I’m trying to think of sensible, fair-minded things to say about this story (via Margaret Soltan) about a Dartmouth instructor who plans to sue her students for making discriminatory remarks about her pedagogy, but I’m coming up empty. (Here’s the latest news on the story from TheDartmouth.com.)
It’s true that students subconsciously react to the social identity of professors in different ways, sometimes in ways that are frustrating or unfair to the professor. That being said, I can’t think of any way to view this particular case with even the slightest sympathy, especially given the particulars of the emails the instructor sent and the substance of her complaints. This is really someone who needs to look for a different line of work.
How would you like to be the faculty member at Northwestern who hired her?
I haven’t read her work, but I thought the whole pomo-science stuff went out with Sokal and Bricmont?

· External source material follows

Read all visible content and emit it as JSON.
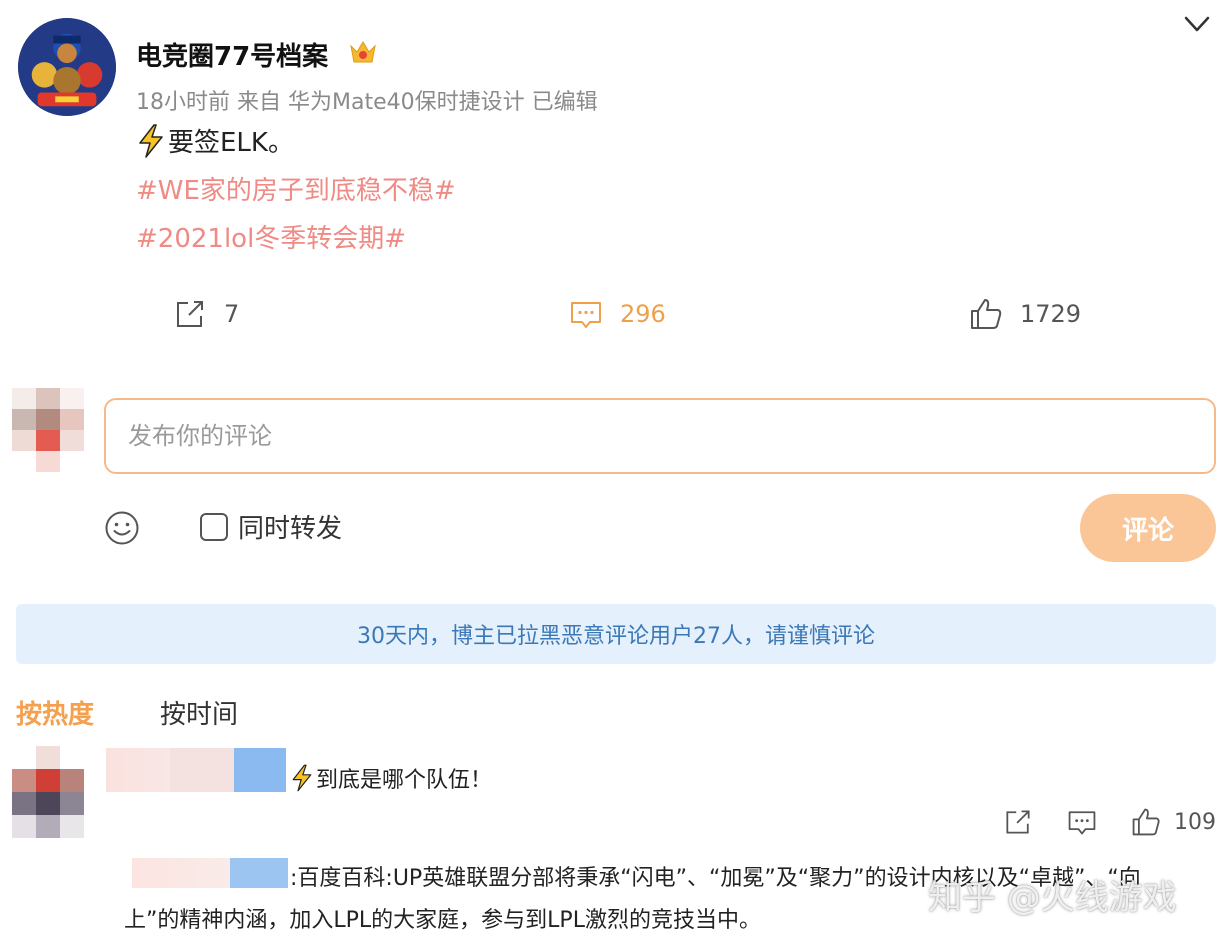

In a time when a highly educated, exceptionally intelligent politician refers to his pastor having “married Michelle and I” [sic], is it really all that surprising that a writing instructor at Dartmouth uses “whom” incorrectly and apparently cannot write at all? (Incidentally, this is not intended as a jibe at Obama: bad grammar and mangled sentences are all over the airwaves; his gaffe is simply the most recent example I happen to recall.)
Actually, I wondered if the “married Michelle and I” thing wasn’t said on purpose to prove how unelitist he is…Obama is a very good writer and certainly seems like the kind of person who makes it a point to know his subject and object pronouns…
Ugh, the Dartmouth thing is a real triple threat–we get American litigiousness, the inanity of victim politics, and the grammatical and intellectual poverty of (some parts of) Higher Education These Days. I wince a little to think about how kids are killing themselves to get into schools like this, to be taught by professors like this. Swarthmore has its problems, but I feel fairly sure someone who writes (and thinks!) like this would not get a job there…Right?…
The thing I liked best was that she described discrimination laws as anti-Federal. I think there’s a whole class in critical legal theory to be spun out of that one.
I too don’t know what to say about the rest of it. It makes me sad. Some of my own colleagues have recently become aggrieved over the poor respect their students are showing their fab selves and proposed that we move institutionally toward a more disciplinary classroom regime. And I’ve said just about everything but “learn to teach” about this, eschewing that line only because I know it would be counterproductive.
I mean, that’s a kind of ’empowerment’, right? Putting the weight of the institution behind their will to make the students shut up. Just like those bad old white guy perfessers. We should be more reflective about our privileges and supportive of our comrades’ struggle for voice.